===== Supplied data

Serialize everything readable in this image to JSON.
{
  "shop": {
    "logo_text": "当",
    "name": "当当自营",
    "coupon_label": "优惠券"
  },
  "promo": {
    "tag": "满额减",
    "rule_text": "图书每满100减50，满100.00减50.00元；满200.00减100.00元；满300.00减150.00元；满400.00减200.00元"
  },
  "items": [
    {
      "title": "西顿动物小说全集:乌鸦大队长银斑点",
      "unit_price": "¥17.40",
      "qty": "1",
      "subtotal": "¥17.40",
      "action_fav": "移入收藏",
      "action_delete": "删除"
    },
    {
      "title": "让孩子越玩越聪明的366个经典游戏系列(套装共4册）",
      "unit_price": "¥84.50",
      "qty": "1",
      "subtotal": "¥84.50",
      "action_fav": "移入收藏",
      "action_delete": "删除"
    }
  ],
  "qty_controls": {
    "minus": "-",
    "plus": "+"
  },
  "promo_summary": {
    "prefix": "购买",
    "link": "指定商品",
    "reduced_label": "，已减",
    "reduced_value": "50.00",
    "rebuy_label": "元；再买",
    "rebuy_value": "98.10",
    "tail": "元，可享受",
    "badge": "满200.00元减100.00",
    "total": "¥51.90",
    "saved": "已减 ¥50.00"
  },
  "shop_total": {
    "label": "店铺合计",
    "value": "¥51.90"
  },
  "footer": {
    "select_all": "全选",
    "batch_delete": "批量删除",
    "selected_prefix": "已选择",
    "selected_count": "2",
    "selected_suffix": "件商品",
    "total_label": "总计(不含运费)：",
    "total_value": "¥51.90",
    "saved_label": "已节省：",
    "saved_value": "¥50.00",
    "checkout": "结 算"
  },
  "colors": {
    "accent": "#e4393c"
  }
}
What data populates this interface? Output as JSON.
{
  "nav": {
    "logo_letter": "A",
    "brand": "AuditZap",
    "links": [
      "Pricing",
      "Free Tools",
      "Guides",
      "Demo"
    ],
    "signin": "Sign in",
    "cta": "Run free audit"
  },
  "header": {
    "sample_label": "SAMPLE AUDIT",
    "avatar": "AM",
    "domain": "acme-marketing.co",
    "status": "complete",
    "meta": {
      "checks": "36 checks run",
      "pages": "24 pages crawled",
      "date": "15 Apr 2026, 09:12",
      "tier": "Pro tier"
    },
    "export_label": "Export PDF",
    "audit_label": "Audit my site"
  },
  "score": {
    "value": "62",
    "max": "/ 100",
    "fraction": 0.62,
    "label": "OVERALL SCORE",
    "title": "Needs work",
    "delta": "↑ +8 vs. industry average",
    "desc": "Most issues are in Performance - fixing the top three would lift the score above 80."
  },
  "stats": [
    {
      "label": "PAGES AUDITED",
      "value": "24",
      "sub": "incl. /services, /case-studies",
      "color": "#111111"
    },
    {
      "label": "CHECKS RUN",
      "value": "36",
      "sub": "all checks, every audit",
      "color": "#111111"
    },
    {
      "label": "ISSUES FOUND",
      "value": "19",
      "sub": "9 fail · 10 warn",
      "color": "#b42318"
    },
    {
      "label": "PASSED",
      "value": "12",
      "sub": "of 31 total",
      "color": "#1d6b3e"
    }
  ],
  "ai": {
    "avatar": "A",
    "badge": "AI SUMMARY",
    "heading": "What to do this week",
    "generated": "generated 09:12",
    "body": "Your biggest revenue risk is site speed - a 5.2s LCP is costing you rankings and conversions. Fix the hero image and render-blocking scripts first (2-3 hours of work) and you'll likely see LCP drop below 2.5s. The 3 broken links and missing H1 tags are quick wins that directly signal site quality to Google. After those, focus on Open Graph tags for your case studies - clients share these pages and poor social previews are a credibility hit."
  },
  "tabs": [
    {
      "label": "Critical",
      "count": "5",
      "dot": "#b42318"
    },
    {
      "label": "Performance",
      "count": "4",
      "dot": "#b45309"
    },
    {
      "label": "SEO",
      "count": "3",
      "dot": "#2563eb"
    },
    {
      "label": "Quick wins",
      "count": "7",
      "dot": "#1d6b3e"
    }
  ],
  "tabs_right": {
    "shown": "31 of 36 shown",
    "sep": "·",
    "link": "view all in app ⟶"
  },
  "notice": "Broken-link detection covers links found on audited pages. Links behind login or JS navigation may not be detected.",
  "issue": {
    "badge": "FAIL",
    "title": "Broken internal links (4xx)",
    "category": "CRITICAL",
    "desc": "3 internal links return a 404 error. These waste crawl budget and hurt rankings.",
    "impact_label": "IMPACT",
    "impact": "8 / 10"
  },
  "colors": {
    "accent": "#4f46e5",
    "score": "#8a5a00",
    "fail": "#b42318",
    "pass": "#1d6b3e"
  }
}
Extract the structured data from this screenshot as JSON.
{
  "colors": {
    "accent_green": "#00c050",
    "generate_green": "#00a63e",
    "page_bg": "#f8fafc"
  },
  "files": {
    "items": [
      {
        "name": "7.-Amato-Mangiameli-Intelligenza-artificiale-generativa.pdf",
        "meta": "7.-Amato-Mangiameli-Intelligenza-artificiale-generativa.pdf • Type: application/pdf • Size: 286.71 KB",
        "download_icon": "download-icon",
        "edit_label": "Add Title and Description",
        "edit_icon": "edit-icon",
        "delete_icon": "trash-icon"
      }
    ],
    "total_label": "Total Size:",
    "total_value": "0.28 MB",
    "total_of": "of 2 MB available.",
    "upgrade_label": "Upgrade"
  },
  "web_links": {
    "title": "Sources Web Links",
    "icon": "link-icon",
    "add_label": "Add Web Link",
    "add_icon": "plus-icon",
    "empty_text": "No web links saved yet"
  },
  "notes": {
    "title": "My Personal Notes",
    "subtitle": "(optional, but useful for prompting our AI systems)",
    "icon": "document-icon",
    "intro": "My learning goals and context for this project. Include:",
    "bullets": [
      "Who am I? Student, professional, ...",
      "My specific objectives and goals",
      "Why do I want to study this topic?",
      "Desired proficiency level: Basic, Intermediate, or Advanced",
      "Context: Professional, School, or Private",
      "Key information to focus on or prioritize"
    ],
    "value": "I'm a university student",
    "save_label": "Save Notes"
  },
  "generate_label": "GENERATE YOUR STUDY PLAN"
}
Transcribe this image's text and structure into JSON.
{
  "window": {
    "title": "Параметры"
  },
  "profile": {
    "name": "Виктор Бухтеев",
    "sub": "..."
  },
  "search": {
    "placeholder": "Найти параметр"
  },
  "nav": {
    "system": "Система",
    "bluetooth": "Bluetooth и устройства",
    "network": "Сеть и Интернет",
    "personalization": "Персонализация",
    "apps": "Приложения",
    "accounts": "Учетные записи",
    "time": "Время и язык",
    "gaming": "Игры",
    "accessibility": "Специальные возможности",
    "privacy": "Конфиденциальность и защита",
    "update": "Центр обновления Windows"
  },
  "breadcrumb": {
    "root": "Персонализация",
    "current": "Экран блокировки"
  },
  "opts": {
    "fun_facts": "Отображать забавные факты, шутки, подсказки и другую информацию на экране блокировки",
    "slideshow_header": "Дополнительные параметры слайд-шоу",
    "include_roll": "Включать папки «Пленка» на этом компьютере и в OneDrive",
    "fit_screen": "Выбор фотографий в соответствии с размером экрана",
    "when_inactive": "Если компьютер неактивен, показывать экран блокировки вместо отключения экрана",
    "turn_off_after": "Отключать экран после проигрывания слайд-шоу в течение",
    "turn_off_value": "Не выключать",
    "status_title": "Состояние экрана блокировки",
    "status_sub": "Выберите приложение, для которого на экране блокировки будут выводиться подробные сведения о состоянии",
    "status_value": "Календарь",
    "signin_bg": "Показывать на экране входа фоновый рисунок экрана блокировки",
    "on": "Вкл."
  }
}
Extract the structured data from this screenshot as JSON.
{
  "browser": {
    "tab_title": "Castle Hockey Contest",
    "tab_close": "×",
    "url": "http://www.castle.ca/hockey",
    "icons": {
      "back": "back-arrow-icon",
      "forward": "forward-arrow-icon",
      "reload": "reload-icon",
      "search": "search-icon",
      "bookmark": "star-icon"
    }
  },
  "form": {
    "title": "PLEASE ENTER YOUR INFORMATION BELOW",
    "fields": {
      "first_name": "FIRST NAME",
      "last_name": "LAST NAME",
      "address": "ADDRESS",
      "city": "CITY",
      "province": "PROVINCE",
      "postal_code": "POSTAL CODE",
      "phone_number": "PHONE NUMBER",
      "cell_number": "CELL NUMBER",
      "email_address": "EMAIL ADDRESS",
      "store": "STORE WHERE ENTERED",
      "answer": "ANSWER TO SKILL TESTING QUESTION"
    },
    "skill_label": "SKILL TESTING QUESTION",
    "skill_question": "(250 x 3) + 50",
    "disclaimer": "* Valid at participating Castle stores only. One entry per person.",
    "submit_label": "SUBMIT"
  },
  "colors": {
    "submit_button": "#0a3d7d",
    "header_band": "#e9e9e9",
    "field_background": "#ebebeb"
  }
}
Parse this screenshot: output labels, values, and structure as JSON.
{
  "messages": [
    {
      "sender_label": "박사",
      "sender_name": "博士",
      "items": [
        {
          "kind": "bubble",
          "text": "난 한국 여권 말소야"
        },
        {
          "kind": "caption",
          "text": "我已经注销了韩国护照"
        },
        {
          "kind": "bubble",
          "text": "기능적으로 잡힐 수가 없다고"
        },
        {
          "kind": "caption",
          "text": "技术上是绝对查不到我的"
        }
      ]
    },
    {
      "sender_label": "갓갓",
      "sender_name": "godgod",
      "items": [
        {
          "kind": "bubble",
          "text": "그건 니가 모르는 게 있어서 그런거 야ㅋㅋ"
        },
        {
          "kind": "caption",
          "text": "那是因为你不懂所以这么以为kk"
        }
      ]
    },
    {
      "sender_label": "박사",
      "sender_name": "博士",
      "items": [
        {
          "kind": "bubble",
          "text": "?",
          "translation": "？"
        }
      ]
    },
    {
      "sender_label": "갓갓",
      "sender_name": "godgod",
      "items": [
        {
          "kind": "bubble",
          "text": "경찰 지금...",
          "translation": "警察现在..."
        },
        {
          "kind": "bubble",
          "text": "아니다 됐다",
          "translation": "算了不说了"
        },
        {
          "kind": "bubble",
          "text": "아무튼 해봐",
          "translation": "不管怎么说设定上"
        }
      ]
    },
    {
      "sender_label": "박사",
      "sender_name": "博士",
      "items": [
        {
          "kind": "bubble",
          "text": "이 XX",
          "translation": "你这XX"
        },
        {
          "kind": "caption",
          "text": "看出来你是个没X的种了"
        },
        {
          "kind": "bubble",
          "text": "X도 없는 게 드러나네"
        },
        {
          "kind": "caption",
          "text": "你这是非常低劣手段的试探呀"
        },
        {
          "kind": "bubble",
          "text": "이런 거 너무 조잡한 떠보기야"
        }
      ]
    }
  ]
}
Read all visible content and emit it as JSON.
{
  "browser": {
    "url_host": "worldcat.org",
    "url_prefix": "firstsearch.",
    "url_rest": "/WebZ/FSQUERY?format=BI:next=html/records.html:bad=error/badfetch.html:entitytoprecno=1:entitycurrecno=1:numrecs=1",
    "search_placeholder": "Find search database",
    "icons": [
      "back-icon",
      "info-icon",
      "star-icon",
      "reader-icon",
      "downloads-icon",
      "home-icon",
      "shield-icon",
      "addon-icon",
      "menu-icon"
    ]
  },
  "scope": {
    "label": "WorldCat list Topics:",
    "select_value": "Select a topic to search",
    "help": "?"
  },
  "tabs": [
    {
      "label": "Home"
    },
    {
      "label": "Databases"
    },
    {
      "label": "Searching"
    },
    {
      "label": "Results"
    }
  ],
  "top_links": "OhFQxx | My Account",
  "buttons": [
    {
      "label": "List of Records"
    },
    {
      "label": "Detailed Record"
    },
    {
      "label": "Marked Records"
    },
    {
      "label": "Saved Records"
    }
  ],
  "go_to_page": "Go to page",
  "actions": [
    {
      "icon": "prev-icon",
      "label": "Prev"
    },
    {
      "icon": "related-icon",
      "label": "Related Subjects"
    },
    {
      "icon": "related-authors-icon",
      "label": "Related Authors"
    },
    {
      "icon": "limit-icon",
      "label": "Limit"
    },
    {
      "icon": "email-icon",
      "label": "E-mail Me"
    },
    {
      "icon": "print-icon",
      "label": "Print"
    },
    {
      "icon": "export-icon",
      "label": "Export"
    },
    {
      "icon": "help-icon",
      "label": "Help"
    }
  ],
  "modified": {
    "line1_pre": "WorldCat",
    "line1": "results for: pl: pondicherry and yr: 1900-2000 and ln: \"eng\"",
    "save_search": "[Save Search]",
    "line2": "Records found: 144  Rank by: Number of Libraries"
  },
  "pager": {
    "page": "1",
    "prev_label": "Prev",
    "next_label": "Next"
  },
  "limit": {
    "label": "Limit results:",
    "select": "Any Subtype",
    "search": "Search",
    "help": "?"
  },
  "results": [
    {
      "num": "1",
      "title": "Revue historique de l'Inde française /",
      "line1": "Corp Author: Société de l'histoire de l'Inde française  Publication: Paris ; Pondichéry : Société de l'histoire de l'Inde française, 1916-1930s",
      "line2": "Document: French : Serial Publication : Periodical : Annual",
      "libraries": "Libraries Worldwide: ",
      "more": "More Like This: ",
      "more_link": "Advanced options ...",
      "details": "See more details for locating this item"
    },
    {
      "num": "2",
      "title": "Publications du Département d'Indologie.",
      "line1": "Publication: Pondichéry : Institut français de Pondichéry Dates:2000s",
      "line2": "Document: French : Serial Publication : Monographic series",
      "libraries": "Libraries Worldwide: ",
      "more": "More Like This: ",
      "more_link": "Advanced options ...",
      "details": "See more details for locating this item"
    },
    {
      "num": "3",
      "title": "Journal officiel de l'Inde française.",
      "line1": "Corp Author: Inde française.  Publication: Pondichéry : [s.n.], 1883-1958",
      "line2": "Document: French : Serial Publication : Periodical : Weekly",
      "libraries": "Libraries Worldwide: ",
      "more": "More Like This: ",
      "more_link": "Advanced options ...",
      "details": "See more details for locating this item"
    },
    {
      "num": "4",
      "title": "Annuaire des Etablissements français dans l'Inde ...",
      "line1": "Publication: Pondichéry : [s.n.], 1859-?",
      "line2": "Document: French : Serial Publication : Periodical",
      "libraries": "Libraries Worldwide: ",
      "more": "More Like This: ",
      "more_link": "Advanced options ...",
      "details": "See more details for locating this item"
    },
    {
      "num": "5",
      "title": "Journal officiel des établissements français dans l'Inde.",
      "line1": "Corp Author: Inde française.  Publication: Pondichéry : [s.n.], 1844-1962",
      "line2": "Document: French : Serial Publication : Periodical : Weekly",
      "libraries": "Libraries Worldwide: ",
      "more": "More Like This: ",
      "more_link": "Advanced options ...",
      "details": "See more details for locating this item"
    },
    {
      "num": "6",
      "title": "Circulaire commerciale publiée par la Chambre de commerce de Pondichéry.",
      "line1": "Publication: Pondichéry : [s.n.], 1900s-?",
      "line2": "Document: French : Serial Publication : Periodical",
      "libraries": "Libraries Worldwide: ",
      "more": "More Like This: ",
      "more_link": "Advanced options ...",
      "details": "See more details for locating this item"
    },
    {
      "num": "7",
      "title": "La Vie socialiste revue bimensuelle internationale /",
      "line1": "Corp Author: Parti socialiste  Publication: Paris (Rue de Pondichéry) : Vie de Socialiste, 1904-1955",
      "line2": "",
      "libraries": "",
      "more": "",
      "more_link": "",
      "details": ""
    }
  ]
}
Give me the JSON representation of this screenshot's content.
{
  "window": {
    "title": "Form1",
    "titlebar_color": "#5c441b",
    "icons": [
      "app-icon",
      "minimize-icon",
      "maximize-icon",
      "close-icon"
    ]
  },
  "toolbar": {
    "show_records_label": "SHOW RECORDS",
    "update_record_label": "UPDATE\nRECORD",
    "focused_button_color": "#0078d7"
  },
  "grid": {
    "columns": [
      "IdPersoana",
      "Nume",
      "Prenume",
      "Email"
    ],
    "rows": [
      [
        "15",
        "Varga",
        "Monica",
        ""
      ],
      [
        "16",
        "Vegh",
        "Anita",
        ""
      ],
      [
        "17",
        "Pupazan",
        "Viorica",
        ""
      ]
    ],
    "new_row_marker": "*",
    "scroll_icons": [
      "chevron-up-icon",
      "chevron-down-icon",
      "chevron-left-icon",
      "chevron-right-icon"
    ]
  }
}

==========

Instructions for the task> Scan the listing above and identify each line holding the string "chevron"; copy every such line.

Reply>
      "chevron-up-icon",
      "chevron-down-icon",
      "chevron-left-icon",
      "chevron-right-icon"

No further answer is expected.